Unfortunately about half way through, the exhibition seems to start repeating on itself. Berlin, 15 years after the war: a series of black and white photos of street views with missing buildings. Hiroshima, 20 years after the bomb. Berlin 10 years after the wall goes up. Some more generic street scenes. Hiroshima. Again… I do not want to undermine the importance of these photographs as historical testament to appalling human suffering, or to detract from their validity to be in this exhibition. However, the sheer volume of them itself does this, as we are already halfway through a massive exhibition at this point, and the more saturated the eyes get, the more stupefying this repetition is. By the end, one gets the feeling that the curators simply found it too difficult to pick, and decided to just stick everything in, or that they felt pressured to carry out their theme of looking back with regular 5 year intervals between 0 and 100 years. Either way, for me it slightly detracted from what began as an innovative and effective way to theme an exhibition
Because Human Rights, Human Wrongs is not confined to wars as a subject it has a larger scope.
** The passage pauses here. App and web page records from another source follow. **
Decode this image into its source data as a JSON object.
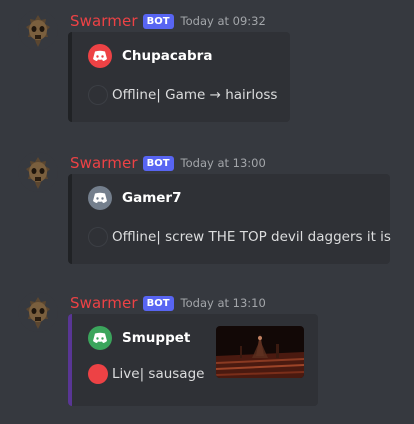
{
  "messages": [
    {
      "username": "Swarmer",
      "bot_tag": "BOT",
      "timestamp": "Today at 09:32",
      "accent_color": "#202225",
      "embed": {
        "author_name": "Chupacabra",
        "author_icon": "discord-icon",
        "author_icon_color": "#ed4245",
        "status_color": "#2f3136",
        "description": "Offline| Game → hairloss"
      }
    },
    {
      "username": "Swarmer",
      "bot_tag": "BOT",
      "timestamp": "Today at 13:00",
      "accent_color": "#202225",
      "embed": {
        "author_name": "Gamer7",
        "author_icon": "discord-icon",
        "author_icon_color": "#747f8d",
        "status_color": "#2f3136",
        "description": "Offline| screw THE TOP devil daggers it is"
      }
    },
    {
      "username": "Swarmer",
      "bot_tag": "BOT",
      "timestamp": "Today at 13:10",
      "accent_color": "#593695",
      "embed": {
        "author_name": "Smuppet",
        "author_icon": "discord-icon",
        "author_icon_color": "#3ba55c",
        "status_color": "#ed4245",
        "description": "Live| sausage",
        "thumbnail": "game-screenshot-thumbnail"
      }
    }
  ],
  "colors": {
    "background": "#36393f",
    "embed_background": "#2f3136",
    "username": "#ed4245",
    "bot_tag": "#5865f2"
  }
}
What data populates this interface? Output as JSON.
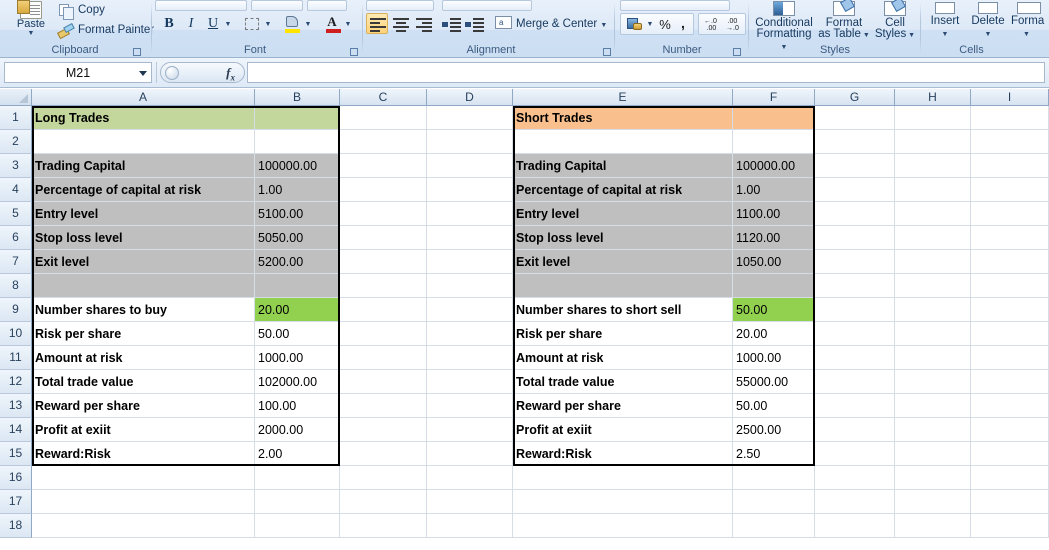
{
  "ribbon": {
    "groups": [
      {
        "name": "clipboard",
        "label": "Clipboard"
      },
      {
        "name": "font",
        "label": "Font"
      },
      {
        "name": "alignment",
        "label": "Alignment"
      },
      {
        "name": "number",
        "label": "Number"
      },
      {
        "name": "styles",
        "label": "Styles"
      },
      {
        "name": "cells",
        "label": "Cells"
      }
    ],
    "clipboard": {
      "paste": "Paste",
      "copy": "Copy",
      "format_painter": "Format Painter"
    },
    "font": {
      "bold": "B",
      "italic": "I",
      "underline": "U"
    },
    "alignment": {
      "merge_center": "Merge & Center"
    },
    "number": {
      "percent": "%",
      "comma": ","
    },
    "styles": {
      "conditional_formatting_line1": "Conditional",
      "conditional_formatting_line2": "Formatting",
      "format_as_table_line1": "Format",
      "format_as_table_line2": "as Table",
      "cell_styles_line1": "Cell",
      "cell_styles_line2": "Styles"
    },
    "cells": {
      "insert": "Insert",
      "delete": "Delete",
      "format": "Forma"
    }
  },
  "formula_bar": {
    "name_box": "M21",
    "formula": "",
    "fx_label": "fx"
  },
  "sheet": {
    "columns": [
      "A",
      "B",
      "C",
      "D",
      "E",
      "F",
      "G",
      "H",
      "I"
    ],
    "rows": [
      "1",
      "2",
      "3",
      "4",
      "5",
      "6",
      "7",
      "8",
      "9",
      "10",
      "11",
      "12",
      "13",
      "14",
      "15",
      "16",
      "17",
      "18"
    ],
    "colors": {
      "long_header_bg": "#C3D69B",
      "short_header_bg": "#F9C08E",
      "input_block_bg": "#BFBFBF",
      "result_highlight_bg": "#92D050",
      "grid_line": "#D6DDE6"
    },
    "long_table": {
      "title": "Long Trades",
      "inputs": [
        {
          "label": "Trading Capital",
          "value": "100000.00"
        },
        {
          "label": "Percentage of capital at risk",
          "value": "1.00"
        },
        {
          "label": "Entry level",
          "value": "5100.00"
        },
        {
          "label": "Stop loss level",
          "value": "5050.00"
        },
        {
          "label": "Exit level",
          "value": "5200.00"
        }
      ],
      "outputs": [
        {
          "label": "Number shares to buy",
          "value": "20.00",
          "highlight": true
        },
        {
          "label": "Risk per share",
          "value": "50.00",
          "highlight": false
        },
        {
          "label": "Amount at risk",
          "value": "1000.00",
          "highlight": false
        },
        {
          "label": "Total trade value",
          "value": "102000.00",
          "highlight": false
        },
        {
          "label": "Reward per share",
          "value": "100.00",
          "highlight": false
        },
        {
          "label": "Profit at exiit",
          "value": "2000.00",
          "highlight": false
        },
        {
          "label": "Reward:Risk",
          "value": "2.00",
          "highlight": false
        }
      ]
    },
    "short_table": {
      "title": "Short Trades",
      "inputs": [
        {
          "label": "Trading Capital",
          "value": "100000.00"
        },
        {
          "label": "Percentage of capital at risk",
          "value": "1.00"
        },
        {
          "label": "Entry level",
          "value": "1100.00"
        },
        {
          "label": "Stop loss level",
          "value": "1120.00"
        },
        {
          "label": "Exit level",
          "value": "1050.00"
        }
      ],
      "outputs": [
        {
          "label": "Number shares to short sell",
          "value": "50.00",
          "highlight": true
        },
        {
          "label": "Risk per share",
          "value": "20.00",
          "highlight": false
        },
        {
          "label": "Amount at risk",
          "value": "1000.00",
          "highlight": false
        },
        {
          "label": "Total trade value",
          "value": "55000.00",
          "highlight": false
        },
        {
          "label": "Reward per share",
          "value": "50.00",
          "highlight": false
        },
        {
          "label": "Profit at exiit",
          "value": "2500.00",
          "highlight": false
        },
        {
          "label": "Reward:Risk",
          "value": "2.50",
          "highlight": false
        }
      ]
    }
  }
}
It is much more straightforward photojournalism, and visually more shocking: a corpse lying on the street in the Warsaw Ghetto; a sign issuing a warning to black people on a segregated South African beach; graphic images of unspeakable violence in Africa as its individual countries struggled to throw off colonialism; or shackled slaves in a Pakistani market. The surprise of this exhibition was the absence of interpretive text (with the exception of an introduction) and because these photos almost exclusively have human subjects (unlike the Tate exhibits), in some ways we feel more need for extra information. We see the savaged (literally) bodies strewn across the scarred landscapes of different countries, or the eyes liquidly speaking of suffering beyond our imaginations, and we want, we crave, to know their story – what happened to them both before and after the photo was taken? Nowhere did I feel this lack more strongly than when contemplating the picture of 3 American GIs standing in a Vietnam field smiling, one of them holding a baby like a packet of sugar. Whose baby is this? What are they going to do with it? Is it even still alive? The carelessness with which the man holds up the tiny body is in some ways a hundred times more shocking than photos of dead adult bodies, distressing though these are.Human Rights, Human Wrongs doesn’t examine war specifically, but looks at injustices which cause, and are symptoms of, wars, as well as atrocities committed during wartime. It gives a more complete picture of conflict photographically, but the total lack of information, narrative or interpretation, whilst on the one hand liberating, was also problematic. I could only make sense of pictures where I already had some knowledge of their historical context. In fact, this is an interesting question which the exhibition raises: do these pictures stand alone? As expressions of human wrongs, they speak for themselves; but to understand the world in which they happened, some kind of back story would have been welcome.
Conflict, Time, Photography is unfortunately finished. Human Rights, Human Wrongs is on at The Photographers’ Gallery until 6 April 2015. Copyright Disclaimer: I do not own any of the images published in this article.